> _THE PROBLEM_
Where the word "right" occurs in a line of the listing, please copy the line.

> _EXTRACTED MATERIAL_
▼▼▼

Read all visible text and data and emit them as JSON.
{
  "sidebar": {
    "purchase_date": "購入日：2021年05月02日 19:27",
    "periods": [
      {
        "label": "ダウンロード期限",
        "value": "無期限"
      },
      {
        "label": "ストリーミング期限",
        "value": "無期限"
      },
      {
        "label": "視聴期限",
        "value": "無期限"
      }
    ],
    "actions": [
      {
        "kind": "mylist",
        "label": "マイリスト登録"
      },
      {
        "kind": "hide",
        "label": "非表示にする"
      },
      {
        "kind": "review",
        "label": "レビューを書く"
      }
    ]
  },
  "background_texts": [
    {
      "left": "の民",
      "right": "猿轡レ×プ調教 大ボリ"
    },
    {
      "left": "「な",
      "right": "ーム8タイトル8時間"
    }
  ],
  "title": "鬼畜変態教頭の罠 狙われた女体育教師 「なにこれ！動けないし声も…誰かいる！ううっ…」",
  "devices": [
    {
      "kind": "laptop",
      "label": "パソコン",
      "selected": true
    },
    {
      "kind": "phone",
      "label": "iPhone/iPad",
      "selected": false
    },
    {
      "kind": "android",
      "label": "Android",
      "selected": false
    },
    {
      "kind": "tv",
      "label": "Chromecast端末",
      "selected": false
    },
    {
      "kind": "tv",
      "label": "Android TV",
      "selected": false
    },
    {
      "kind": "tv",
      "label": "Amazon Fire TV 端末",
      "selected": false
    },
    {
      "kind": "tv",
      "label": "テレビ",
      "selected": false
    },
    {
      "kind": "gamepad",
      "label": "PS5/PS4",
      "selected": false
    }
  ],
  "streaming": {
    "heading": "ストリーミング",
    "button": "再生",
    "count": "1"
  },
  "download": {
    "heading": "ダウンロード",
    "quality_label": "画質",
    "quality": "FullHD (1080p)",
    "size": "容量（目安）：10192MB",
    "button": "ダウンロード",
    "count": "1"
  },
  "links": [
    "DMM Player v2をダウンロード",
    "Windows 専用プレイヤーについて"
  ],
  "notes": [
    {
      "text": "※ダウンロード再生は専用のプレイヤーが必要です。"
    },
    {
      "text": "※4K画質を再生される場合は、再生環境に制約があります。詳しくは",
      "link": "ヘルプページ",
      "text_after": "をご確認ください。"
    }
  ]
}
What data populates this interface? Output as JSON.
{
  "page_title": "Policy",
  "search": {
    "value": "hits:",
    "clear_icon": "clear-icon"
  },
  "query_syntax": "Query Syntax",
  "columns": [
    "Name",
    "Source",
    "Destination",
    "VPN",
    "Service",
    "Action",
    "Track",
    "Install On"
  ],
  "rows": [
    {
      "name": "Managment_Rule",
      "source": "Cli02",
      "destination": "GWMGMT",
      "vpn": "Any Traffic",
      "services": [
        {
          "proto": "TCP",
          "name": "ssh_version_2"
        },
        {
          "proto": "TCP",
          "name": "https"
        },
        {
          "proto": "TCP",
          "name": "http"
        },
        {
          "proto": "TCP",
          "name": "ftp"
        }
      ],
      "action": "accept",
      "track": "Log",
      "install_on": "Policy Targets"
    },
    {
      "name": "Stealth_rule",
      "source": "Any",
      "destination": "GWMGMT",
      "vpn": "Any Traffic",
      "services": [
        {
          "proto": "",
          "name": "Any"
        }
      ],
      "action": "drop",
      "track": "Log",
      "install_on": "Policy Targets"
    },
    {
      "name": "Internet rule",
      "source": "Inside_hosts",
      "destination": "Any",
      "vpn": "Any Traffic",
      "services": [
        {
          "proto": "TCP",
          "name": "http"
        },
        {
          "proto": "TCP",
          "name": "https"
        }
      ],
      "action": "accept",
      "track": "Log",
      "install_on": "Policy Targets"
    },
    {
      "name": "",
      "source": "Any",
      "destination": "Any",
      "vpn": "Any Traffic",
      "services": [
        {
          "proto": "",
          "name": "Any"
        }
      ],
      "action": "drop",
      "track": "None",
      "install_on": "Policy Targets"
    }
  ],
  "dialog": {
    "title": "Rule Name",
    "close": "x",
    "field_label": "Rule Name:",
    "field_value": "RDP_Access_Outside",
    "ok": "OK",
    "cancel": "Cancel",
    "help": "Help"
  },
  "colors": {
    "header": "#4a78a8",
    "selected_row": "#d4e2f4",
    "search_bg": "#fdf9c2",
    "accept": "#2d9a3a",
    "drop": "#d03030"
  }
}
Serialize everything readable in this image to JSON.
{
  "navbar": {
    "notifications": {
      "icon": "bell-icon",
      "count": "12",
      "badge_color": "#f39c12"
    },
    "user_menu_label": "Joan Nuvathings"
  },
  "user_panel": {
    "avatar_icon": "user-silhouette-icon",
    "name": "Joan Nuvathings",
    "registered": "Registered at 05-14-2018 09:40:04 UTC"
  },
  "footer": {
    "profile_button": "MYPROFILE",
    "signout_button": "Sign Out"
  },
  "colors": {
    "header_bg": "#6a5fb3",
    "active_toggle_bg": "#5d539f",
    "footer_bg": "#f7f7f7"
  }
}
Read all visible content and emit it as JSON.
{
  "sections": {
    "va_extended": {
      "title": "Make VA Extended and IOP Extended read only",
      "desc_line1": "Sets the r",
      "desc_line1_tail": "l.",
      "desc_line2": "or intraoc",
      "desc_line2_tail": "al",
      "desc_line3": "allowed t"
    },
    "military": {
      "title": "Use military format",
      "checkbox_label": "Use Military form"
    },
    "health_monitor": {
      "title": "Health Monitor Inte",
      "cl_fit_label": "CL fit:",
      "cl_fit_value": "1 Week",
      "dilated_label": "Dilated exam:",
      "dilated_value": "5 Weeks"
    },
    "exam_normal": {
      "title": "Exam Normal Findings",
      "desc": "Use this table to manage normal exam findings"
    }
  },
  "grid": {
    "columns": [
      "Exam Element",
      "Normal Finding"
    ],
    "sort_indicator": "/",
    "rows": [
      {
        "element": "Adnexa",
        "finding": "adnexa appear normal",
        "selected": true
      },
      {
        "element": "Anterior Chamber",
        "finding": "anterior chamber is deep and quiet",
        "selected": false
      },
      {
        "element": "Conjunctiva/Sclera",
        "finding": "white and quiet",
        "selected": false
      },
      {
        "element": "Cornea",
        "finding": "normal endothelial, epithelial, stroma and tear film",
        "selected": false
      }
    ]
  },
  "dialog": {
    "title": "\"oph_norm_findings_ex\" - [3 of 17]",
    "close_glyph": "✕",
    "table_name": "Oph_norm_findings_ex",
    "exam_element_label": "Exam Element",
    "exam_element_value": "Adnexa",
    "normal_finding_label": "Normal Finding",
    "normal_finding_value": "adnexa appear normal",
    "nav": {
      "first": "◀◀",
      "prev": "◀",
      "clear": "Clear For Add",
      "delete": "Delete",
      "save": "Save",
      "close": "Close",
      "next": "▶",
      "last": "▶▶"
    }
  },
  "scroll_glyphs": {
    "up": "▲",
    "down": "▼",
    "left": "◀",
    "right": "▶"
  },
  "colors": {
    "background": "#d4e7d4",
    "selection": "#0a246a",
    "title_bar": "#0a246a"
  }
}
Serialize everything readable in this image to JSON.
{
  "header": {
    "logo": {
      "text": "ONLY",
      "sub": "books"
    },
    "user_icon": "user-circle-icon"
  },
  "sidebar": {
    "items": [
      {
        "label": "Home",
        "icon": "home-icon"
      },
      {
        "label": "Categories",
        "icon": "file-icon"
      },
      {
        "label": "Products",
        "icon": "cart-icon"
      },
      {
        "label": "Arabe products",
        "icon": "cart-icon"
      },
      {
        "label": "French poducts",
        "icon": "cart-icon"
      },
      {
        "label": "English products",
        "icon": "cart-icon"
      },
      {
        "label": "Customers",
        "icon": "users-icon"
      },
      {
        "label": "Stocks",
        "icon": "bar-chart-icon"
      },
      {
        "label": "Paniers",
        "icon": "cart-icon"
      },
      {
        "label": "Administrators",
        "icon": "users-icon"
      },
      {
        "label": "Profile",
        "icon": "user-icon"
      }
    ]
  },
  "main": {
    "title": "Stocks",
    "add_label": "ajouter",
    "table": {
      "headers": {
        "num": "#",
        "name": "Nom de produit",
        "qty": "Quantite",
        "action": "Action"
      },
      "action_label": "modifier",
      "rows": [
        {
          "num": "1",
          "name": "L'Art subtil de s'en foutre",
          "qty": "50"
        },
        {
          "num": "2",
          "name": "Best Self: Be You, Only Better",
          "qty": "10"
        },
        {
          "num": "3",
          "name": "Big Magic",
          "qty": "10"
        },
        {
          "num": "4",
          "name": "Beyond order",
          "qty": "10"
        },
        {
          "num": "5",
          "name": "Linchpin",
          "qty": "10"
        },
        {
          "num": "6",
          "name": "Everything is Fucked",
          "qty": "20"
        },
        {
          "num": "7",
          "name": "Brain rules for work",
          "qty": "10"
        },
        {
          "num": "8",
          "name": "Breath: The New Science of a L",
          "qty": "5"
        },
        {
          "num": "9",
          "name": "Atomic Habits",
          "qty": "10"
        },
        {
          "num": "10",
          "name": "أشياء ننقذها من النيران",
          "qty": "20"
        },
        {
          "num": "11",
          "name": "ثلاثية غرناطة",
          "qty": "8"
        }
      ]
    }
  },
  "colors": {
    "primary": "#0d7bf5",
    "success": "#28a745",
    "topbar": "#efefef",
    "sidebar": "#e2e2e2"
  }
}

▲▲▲

> _YOUR RESPONSE_
      "right": "猿轡レ×プ調教 大ボリ"
      "right": "ーム8タイトル8時間"
    "right": "▶"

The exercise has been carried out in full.